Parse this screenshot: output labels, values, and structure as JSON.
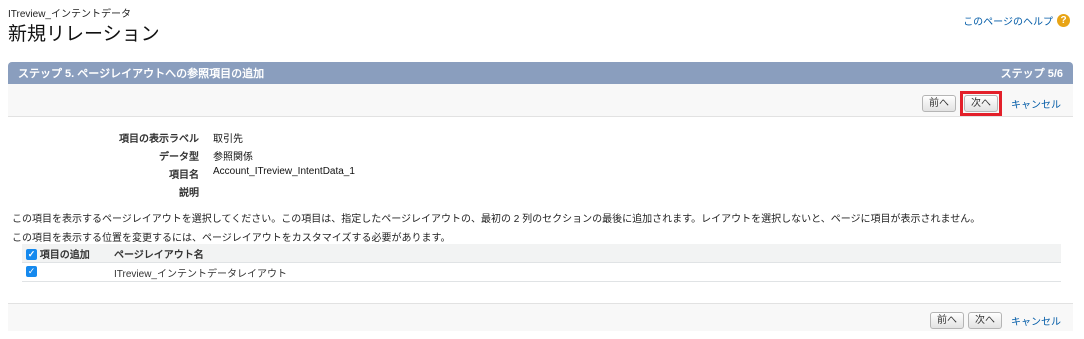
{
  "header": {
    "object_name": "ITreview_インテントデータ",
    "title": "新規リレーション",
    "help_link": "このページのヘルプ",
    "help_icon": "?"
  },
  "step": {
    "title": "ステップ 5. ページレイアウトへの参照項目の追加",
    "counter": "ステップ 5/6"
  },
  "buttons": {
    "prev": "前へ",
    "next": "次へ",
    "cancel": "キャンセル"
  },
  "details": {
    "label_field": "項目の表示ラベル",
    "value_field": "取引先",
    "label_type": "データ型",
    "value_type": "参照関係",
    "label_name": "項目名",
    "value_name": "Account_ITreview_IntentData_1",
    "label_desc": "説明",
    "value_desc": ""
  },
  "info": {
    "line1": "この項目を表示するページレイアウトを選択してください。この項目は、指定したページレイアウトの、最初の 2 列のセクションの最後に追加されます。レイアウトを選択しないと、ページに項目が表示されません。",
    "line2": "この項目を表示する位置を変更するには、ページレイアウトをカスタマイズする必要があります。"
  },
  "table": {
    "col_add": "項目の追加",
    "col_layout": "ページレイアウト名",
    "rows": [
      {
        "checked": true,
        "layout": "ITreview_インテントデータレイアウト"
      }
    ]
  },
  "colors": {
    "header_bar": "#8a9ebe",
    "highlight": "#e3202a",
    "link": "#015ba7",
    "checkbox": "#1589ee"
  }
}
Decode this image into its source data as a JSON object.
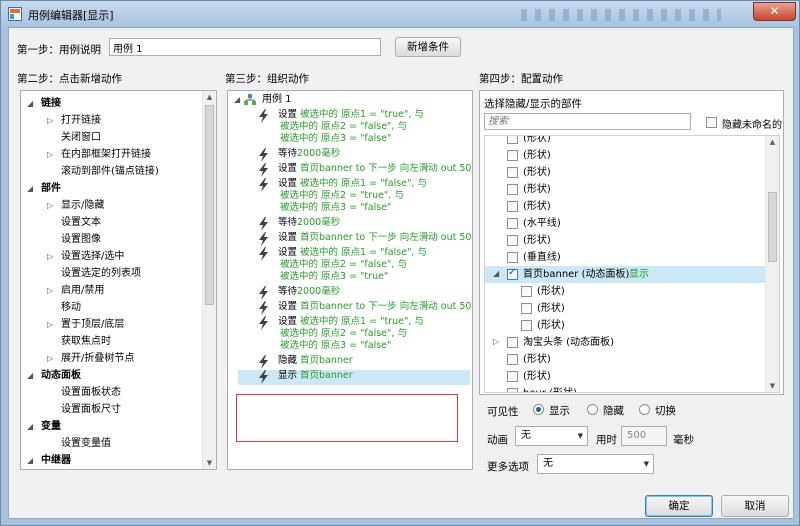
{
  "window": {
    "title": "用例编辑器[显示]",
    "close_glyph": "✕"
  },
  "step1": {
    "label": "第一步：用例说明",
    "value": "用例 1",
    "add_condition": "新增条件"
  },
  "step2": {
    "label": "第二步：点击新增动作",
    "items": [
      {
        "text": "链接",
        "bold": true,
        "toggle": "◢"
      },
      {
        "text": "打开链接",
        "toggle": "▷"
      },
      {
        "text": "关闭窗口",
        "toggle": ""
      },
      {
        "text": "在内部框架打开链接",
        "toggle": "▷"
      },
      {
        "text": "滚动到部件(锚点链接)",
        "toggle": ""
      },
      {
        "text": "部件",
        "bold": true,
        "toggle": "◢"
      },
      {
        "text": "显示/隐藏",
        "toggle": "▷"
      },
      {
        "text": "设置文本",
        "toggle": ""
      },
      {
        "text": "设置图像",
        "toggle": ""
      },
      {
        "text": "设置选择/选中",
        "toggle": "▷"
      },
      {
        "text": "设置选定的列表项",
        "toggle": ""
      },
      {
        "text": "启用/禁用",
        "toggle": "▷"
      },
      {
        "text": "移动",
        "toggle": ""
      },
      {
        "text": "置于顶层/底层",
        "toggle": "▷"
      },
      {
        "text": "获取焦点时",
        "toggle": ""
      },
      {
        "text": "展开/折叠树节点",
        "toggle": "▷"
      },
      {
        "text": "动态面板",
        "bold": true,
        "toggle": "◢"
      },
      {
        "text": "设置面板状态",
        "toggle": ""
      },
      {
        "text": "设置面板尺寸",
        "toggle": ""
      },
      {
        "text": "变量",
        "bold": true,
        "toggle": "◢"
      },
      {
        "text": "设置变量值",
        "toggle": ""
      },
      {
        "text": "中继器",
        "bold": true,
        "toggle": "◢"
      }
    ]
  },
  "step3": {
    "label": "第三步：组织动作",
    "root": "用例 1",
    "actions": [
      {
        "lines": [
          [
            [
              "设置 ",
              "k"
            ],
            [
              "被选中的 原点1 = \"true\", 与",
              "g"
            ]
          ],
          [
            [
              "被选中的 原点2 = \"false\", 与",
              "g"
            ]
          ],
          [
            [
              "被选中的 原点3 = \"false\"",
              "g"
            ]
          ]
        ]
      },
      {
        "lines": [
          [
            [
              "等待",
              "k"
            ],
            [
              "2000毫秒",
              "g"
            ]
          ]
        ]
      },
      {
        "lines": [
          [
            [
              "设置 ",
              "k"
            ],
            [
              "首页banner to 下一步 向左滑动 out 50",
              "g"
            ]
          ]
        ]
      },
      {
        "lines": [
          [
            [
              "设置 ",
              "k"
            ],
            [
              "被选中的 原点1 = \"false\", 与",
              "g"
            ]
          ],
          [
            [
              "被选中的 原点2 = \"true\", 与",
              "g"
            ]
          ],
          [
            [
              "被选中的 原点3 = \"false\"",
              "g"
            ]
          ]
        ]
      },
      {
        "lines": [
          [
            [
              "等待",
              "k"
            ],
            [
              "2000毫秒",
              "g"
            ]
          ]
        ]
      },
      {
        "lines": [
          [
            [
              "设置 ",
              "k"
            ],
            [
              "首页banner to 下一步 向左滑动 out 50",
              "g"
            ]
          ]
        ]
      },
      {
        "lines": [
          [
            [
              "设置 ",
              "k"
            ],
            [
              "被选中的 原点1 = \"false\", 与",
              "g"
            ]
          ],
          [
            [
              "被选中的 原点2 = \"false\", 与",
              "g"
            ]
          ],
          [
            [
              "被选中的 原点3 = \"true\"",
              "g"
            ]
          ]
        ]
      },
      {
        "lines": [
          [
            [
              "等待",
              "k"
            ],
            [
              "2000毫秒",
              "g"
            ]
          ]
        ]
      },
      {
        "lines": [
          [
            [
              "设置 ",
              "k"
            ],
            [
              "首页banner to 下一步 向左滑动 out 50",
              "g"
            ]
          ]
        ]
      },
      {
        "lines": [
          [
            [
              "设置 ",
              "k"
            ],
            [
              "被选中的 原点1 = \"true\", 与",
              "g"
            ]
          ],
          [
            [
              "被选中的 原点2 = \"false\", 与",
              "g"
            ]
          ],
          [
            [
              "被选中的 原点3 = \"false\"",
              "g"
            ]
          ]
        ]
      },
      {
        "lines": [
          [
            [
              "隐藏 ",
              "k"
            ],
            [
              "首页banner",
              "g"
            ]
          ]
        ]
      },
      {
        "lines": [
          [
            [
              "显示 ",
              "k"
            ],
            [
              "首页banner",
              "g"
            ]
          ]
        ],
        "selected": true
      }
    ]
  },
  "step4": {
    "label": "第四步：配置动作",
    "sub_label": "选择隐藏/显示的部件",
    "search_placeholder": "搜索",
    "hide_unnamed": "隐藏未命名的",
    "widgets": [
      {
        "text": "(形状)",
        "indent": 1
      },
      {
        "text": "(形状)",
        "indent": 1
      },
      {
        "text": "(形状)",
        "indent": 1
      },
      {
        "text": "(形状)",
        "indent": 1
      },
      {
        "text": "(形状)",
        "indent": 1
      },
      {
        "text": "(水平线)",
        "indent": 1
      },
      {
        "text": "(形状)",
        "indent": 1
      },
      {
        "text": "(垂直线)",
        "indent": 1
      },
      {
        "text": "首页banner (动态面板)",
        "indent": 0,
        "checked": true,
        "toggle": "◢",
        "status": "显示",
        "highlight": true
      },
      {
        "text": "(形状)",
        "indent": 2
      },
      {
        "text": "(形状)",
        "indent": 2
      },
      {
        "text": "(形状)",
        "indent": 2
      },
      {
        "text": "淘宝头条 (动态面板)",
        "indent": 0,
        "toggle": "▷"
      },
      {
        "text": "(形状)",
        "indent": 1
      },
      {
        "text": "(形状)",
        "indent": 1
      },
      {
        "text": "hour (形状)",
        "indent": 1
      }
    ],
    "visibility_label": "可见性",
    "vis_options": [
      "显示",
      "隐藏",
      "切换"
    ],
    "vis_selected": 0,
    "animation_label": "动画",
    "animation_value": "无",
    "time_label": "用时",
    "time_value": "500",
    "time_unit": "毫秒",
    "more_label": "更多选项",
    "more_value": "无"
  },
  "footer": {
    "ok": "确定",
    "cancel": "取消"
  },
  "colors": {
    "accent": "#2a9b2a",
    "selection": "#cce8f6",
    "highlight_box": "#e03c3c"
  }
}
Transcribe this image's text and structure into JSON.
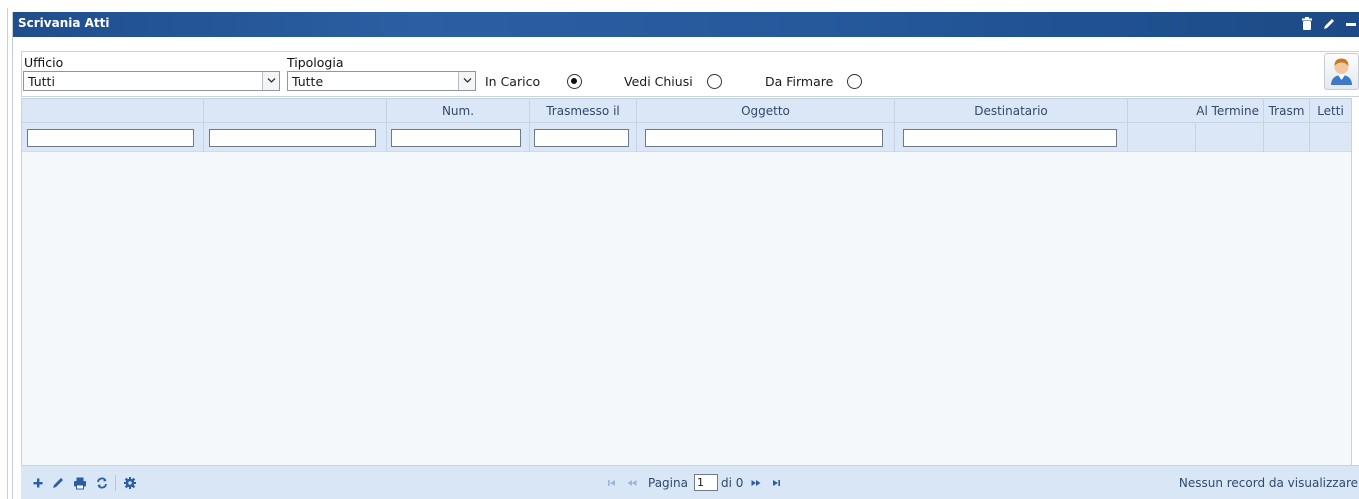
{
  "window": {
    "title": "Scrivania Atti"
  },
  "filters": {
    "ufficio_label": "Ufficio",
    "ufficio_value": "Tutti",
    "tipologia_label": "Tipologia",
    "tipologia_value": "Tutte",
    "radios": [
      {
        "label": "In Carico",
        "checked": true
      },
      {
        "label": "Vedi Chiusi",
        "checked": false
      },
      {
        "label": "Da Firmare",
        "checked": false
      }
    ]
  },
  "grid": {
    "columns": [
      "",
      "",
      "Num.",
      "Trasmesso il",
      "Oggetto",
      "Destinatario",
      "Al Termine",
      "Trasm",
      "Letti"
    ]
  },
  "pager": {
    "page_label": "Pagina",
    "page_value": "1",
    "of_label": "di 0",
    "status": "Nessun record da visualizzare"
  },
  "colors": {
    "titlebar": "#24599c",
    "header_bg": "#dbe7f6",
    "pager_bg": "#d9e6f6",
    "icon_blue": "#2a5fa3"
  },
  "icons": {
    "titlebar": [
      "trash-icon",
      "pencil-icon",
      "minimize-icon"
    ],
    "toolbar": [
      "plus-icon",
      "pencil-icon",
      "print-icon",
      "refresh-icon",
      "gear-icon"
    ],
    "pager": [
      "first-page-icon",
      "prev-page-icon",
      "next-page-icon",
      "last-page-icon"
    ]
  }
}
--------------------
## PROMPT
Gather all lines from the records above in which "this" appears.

## RESPONSE BOX
Parse this screenshot: output labels, values, and structure as JSON.
Decode this image into its source data as a JSON object.
Transcribe this image's text and structure into JSON.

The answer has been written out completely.